The human body produces and removes 1011 platelets daily to maintain a normal steady-state platelet count, and the level of production can be greatly increased under conditions of platelet destruction. Here, we provide the experimental evidence that platelets with impaired Siaa2–3Galb1–4GlcNAc (LacNAc) structures are removed by the hepatic asialoglycoprotein receptor Asgr1/2, indicating that survival of platelets is intimately tied to surface glycans. Mice lacking Asgr2 subunit that is necessary to assemble a functional receptor have increased platelet survival (t1/2 = 49.5 ± 2h) compared to wild type mice (t1/2 = 31 ± 4h). Surprisingly, platelets from Asgr2-null mice have diminished surface sialic acid, as evidenced by lectins that bind exposed Gal moieties. Hence, desialylated platelets circulate in Asgr2-null mice. Besides “terminating” platelet circulation, the liver is the main source of thrombopoietin (TPO), the major hormone regulating platelet production. We hypothesized that desialylated platelet uptake by hepatic Asgr1/2 would affects TPO mRNA synthesis and have found that liver tissue from Asgr2-null mice has a 40% decrease in TPO mRNA levels compared to liver tissue from WT mice. In contrast, ST3Gal4-null mice, which have high rates of platelet turnover and increased desialylated platelet uptake by the Asgr2, have a 30% increase in TPO mRNA content in their livers. Both plasma TPO levels and platelet TPO contents are similarly altered in both mutant mice. In contrast, and in agreement with published data, antibody-mediated platelet clearance did not affect hepatic TPO mRNA levels. Taken together, these data show that the clearance of desialylated platelets by the hepatic Asgr1/2 regulates TPO homeostasis in vivo.

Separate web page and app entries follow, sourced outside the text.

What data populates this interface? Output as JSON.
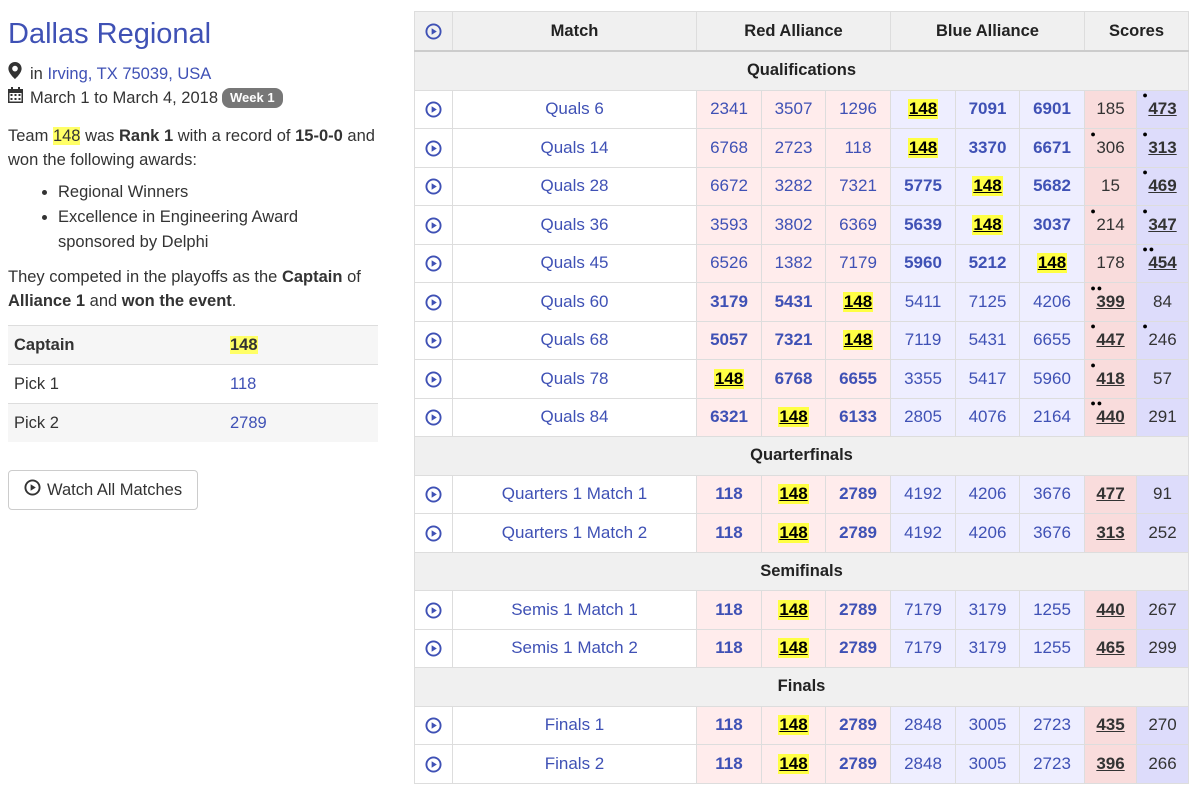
{
  "event": {
    "title": "Dallas Regional",
    "location_prefix": "in",
    "location": "Irving, TX 75039, USA",
    "dates": "March 1 to March 4, 2018",
    "week": "Week 1"
  },
  "summary": {
    "t1": "Team",
    "team": "148",
    "t2": "was",
    "rank": "Rank 1",
    "t3": "with a record of",
    "record": "15-0-0",
    "t4": "and won the following awards:"
  },
  "awards": [
    "Regional Winners",
    "Excellence in Engineering Award sponsored by Delphi"
  ],
  "playoff": {
    "t1": "They competed in the playoffs as the",
    "role": "Captain",
    "t2": "of",
    "alliance": "Alliance 1",
    "t3": "and",
    "result": "won the event",
    "t4": "."
  },
  "alliance_table": [
    {
      "label": "Captain",
      "team": "148",
      "highlight": true,
      "bold": true
    },
    {
      "label": "Pick 1",
      "team": "118",
      "highlight": false,
      "bold": false
    },
    {
      "label": "Pick 2",
      "team": "2789",
      "highlight": false,
      "bold": false
    }
  ],
  "watch_button": "Watch All Matches",
  "table_headers": {
    "match": "Match",
    "red": "Red Alliance",
    "blue": "Blue Alliance",
    "scores": "Scores"
  },
  "colors": {
    "accent": "#3f51b5",
    "highlight": "#ffff44",
    "red_bg": "#ffecec",
    "blue_bg": "#eeeeff"
  },
  "sections": [
    {
      "name": "Qualifications",
      "matches": [
        {
          "name": "Quals 6",
          "red": [
            "2341",
            "3507",
            "1296"
          ],
          "blue": [
            "148",
            "7091",
            "6901"
          ],
          "red_score": "185",
          "blue_score": "473",
          "winner": "blue",
          "red_dots": 0,
          "blue_dots": 1
        },
        {
          "name": "Quals 14",
          "red": [
            "6768",
            "2723",
            "118"
          ],
          "blue": [
            "148",
            "3370",
            "6671"
          ],
          "red_score": "306",
          "blue_score": "313",
          "winner": "blue",
          "red_dots": 1,
          "blue_dots": 1
        },
        {
          "name": "Quals 28",
          "red": [
            "6672",
            "3282",
            "7321"
          ],
          "blue": [
            "5775",
            "148",
            "5682"
          ],
          "red_score": "15",
          "blue_score": "469",
          "winner": "blue",
          "red_dots": 0,
          "blue_dots": 1
        },
        {
          "name": "Quals 36",
          "red": [
            "3593",
            "3802",
            "6369"
          ],
          "blue": [
            "5639",
            "148",
            "3037"
          ],
          "red_score": "214",
          "blue_score": "347",
          "winner": "blue",
          "red_dots": 1,
          "blue_dots": 1
        },
        {
          "name": "Quals 45",
          "red": [
            "6526",
            "1382",
            "7179"
          ],
          "blue": [
            "5960",
            "5212",
            "148"
          ],
          "red_score": "178",
          "blue_score": "454",
          "winner": "blue",
          "red_dots": 0,
          "blue_dots": 2
        },
        {
          "name": "Quals 60",
          "red": [
            "3179",
            "5431",
            "148"
          ],
          "blue": [
            "5411",
            "7125",
            "4206"
          ],
          "red_score": "399",
          "blue_score": "84",
          "winner": "red",
          "red_dots": 2,
          "blue_dots": 0
        },
        {
          "name": "Quals 68",
          "red": [
            "5057",
            "7321",
            "148"
          ],
          "blue": [
            "7119",
            "5431",
            "6655"
          ],
          "red_score": "447",
          "blue_score": "246",
          "winner": "red",
          "red_dots": 1,
          "blue_dots": 1
        },
        {
          "name": "Quals 78",
          "red": [
            "148",
            "6768",
            "6655"
          ],
          "blue": [
            "3355",
            "5417",
            "5960"
          ],
          "red_score": "418",
          "blue_score": "57",
          "winner": "red",
          "red_dots": 1,
          "blue_dots": 0
        },
        {
          "name": "Quals 84",
          "red": [
            "6321",
            "148",
            "6133"
          ],
          "blue": [
            "2805",
            "4076",
            "2164"
          ],
          "red_score": "440",
          "blue_score": "291",
          "winner": "red",
          "red_dots": 2,
          "blue_dots": 0
        }
      ]
    },
    {
      "name": "Quarterfinals",
      "matches": [
        {
          "name": "Quarters 1 Match 1",
          "red": [
            "118",
            "148",
            "2789"
          ],
          "blue": [
            "4192",
            "4206",
            "3676"
          ],
          "red_score": "477",
          "blue_score": "91",
          "winner": "red",
          "red_dots": 0,
          "blue_dots": 0
        },
        {
          "name": "Quarters 1 Match 2",
          "red": [
            "118",
            "148",
            "2789"
          ],
          "blue": [
            "4192",
            "4206",
            "3676"
          ],
          "red_score": "313",
          "blue_score": "252",
          "winner": "red",
          "red_dots": 0,
          "blue_dots": 0
        }
      ]
    },
    {
      "name": "Semifinals",
      "matches": [
        {
          "name": "Semis 1 Match 1",
          "red": [
            "118",
            "148",
            "2789"
          ],
          "blue": [
            "7179",
            "3179",
            "1255"
          ],
          "red_score": "440",
          "blue_score": "267",
          "winner": "red",
          "red_dots": 0,
          "blue_dots": 0
        },
        {
          "name": "Semis 1 Match 2",
          "red": [
            "118",
            "148",
            "2789"
          ],
          "blue": [
            "7179",
            "3179",
            "1255"
          ],
          "red_score": "465",
          "blue_score": "299",
          "winner": "red",
          "red_dots": 0,
          "blue_dots": 0
        }
      ]
    },
    {
      "name": "Finals",
      "matches": [
        {
          "name": "Finals 1",
          "red": [
            "118",
            "148",
            "2789"
          ],
          "blue": [
            "2848",
            "3005",
            "2723"
          ],
          "red_score": "435",
          "blue_score": "270",
          "winner": "red",
          "red_dots": 0,
          "blue_dots": 0
        },
        {
          "name": "Finals 2",
          "red": [
            "118",
            "148",
            "2789"
          ],
          "blue": [
            "2848",
            "3005",
            "2723"
          ],
          "red_score": "396",
          "blue_score": "266",
          "winner": "red",
          "red_dots": 0,
          "blue_dots": 0
        }
      ]
    }
  ],
  "focus_team": "148",
  "icons": {
    "location": "map-marker-icon",
    "calendar": "calendar-icon",
    "play": "play-circle-icon"
  }
}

No relevant conflicts of interest to declare.
Asterisk with author names denotes non-ASH members.